Now in his second season with the Marlins, the 26 year-old Mitre appears to have finally found his stride. After an injury plagued 2006 campaign, Mitre came back strong for the start of 2007. He had a very good spring for the Marlins and earned himself a spot in the rotation. Since then he has gone on to start 18 games and pitch 105 innings. While his record of 4-5 may not look especially great, he is playing pretty well. The Marlins team is not real good and the bullpen has let Mitre down several times resulting in quite a few no decisions after quality outings. At the time that I started writing this column Mitre was sporting a 2.82 ERA, which was sixth best in all of baseball. However, perfect timing led to Mitre starting last night against the Diamondbacks, and he had a rough night. His ERA is now 3.34, still good enough to be ninth best in the National League. Despite not being a big strikeout guy, Mitre has individual numbers similar to Ben Sheets and Josh Beckett. He simply gets far less help, offensively and defensively. His control is better this year (BB/9 1.89), as well as his efficiency (P/IP 14.30). Unfortunately for Mitre, he is a ground ball pitcher on a team that ranks second to last in fielding percentage and tied for second in team fielding errors. In his return to Wrigley earlier this year, Mitre showed just how much he has grown since leaving the Cubs organization. He allowed just 3 hits, one walk and struck out 7 in just 4 innings of work. He left that game with a hamstring injury, but he looked good.
Personally, my memories of Sergio Mitre have always been tied to the disappointments of Mark Prior and Kerry Wood. It probably isn’t fair to lump him into that situation, it’s just hard not to. Mitre spent the early part of his career being shuffled around, based upon the health of those two guys. If the Cubs could have been more patient with Mitre he may have paid dividends for them. He was doing what all teams hope for out of a young prospect by improving every year at every level. Bad timing simply forced the Cubs to put him on a faster development schedule than he was capable of. Consequently, the team struggled to find his identity and pitching role. Now he appears settled as a starter for the Marlins.
I don’t usually end up rooting for a lot of former Cub players to be successful. Yet, I always kind of liked Mitre and only hope for his continued success.
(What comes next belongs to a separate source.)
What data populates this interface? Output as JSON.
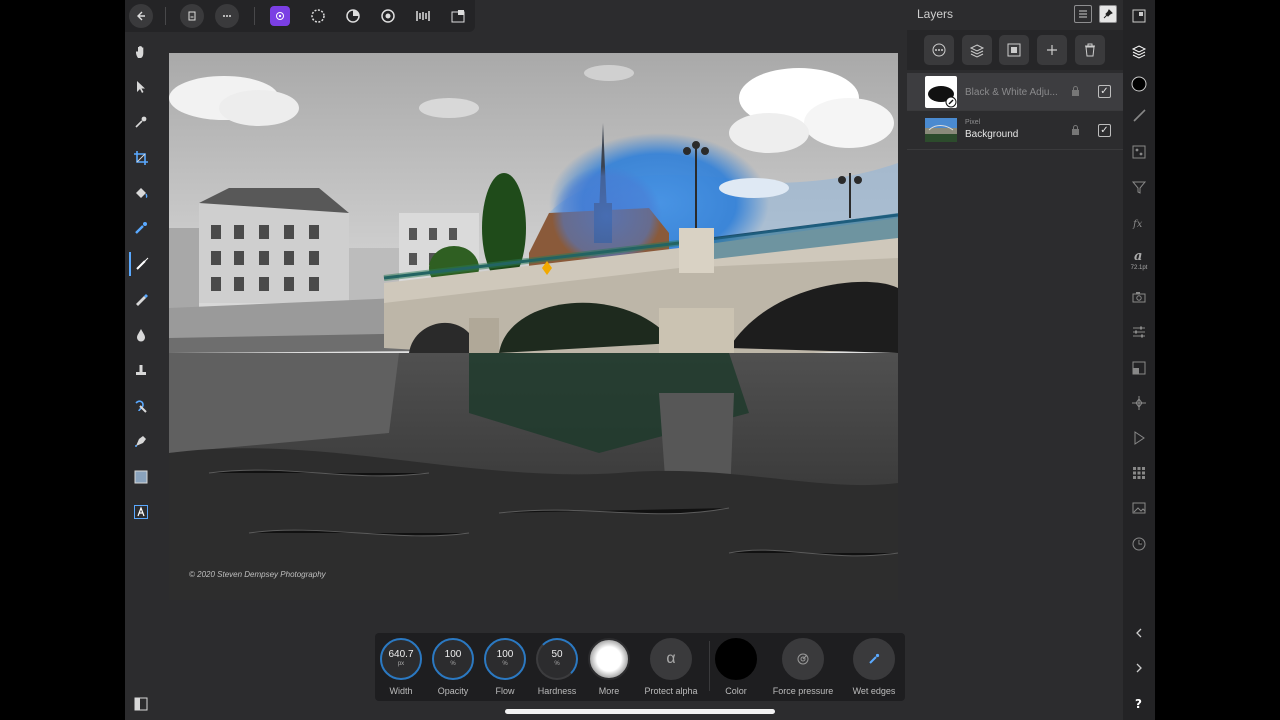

Unless of course, his spot in the rotation comes up on September 25th, 26th, or 27th.
As we drive on, that’s my look Through The Rear View.
Through the Rear View appears every Wednesday. If you have a topic to suggest, send Tony an e-mail.